We'll just have to bump this out a little wider...anybody got 11x17?

Remember, as is the somewhat-settled-upon standard, John S’s comments are in red and Tim’s are in black.

Earlier this week, Sports by Brooks reported that, according to sources, expanding the NCAA Tournament from 65 to 96 is “a done deal.” Sources have since denied that anything is final, but the NCAA is at least in serious talks about opting out of their current television contract with CBS and letting other networks, like Fox and ESPN, bid on the new tournament, which could be expanded as early as next year.

We should have known that this was coming as soon as Coach K endorsed it, particularly given the fact that more money is on the table with a larger tournament. The Coach K endorsement actually was pretty significant; before him, most of the support for expansion came from coaches of teams on the bubble—not exactly the most impartial sources. Even Jim Boeheim’s vocal support of the idea came in 2006, when his team was heading for a ninth-place finish in the Big East and needed a few miracles from Gerry McNamara to make the Tournament. But Duke has been on the bubble once in the last 14 years, so it’s hard to see Krzyzewski benefiting much from the expanded field.
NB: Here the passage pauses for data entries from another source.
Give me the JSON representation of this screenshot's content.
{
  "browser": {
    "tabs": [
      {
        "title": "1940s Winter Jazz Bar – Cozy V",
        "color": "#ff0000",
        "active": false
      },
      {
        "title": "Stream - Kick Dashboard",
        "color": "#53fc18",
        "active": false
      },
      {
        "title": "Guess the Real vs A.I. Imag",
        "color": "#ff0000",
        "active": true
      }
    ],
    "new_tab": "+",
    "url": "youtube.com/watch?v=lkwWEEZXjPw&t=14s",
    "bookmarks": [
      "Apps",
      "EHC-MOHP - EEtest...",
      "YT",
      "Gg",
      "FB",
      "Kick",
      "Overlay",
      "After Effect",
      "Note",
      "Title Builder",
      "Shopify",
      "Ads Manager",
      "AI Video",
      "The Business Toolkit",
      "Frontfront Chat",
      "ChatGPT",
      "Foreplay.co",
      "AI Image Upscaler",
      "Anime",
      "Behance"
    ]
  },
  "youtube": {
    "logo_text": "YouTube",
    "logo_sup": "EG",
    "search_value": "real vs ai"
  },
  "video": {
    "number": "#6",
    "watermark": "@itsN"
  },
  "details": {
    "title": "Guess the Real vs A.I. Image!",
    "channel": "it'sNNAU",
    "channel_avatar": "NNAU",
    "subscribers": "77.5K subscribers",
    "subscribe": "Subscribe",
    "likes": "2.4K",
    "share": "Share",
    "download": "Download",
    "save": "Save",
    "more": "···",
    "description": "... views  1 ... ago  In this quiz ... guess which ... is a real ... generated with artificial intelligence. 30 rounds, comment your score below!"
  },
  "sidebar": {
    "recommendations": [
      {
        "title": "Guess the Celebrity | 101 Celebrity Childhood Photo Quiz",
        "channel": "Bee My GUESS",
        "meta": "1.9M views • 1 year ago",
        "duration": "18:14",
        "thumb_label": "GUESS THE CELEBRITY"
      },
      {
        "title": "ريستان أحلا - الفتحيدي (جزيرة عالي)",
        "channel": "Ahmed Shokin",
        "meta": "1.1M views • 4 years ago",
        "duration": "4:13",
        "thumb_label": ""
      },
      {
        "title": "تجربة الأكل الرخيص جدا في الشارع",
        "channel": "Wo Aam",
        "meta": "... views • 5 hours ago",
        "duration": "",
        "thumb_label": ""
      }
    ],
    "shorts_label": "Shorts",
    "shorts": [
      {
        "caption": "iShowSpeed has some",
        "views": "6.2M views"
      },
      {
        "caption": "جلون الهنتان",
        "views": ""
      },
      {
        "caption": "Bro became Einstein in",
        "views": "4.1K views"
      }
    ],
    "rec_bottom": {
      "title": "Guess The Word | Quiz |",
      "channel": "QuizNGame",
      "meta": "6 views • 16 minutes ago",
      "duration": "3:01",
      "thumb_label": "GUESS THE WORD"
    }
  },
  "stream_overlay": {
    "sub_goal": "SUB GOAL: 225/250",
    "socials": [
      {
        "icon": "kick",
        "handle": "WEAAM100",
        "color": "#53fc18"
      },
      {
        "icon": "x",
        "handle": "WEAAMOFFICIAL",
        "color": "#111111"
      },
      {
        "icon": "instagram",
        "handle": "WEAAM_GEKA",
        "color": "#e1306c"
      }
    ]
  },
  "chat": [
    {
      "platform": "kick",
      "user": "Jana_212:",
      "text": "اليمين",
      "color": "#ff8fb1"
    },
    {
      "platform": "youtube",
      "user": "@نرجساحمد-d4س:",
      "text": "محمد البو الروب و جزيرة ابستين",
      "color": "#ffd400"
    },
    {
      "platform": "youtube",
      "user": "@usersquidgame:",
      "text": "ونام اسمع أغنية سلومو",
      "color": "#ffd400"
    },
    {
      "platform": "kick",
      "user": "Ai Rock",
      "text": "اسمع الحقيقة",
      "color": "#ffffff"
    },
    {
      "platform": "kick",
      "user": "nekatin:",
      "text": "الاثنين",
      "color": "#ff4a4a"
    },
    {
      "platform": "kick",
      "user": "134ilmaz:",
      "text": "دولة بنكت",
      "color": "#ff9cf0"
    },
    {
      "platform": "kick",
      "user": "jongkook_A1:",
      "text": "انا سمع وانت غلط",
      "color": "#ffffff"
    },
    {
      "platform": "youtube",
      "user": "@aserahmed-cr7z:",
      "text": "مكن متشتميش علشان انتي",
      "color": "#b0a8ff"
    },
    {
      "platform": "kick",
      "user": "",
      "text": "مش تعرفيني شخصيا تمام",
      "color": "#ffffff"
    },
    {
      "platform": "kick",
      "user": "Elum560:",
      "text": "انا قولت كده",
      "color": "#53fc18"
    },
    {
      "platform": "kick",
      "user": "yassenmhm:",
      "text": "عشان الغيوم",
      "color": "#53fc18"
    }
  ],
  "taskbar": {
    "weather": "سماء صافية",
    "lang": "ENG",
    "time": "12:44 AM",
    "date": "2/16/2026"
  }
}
Truthfully, it’s hard to see anyone besides the head coaches of bubble teams benefiting much from this—this is a colossally bad idea. Like, BCS bad. Continue reading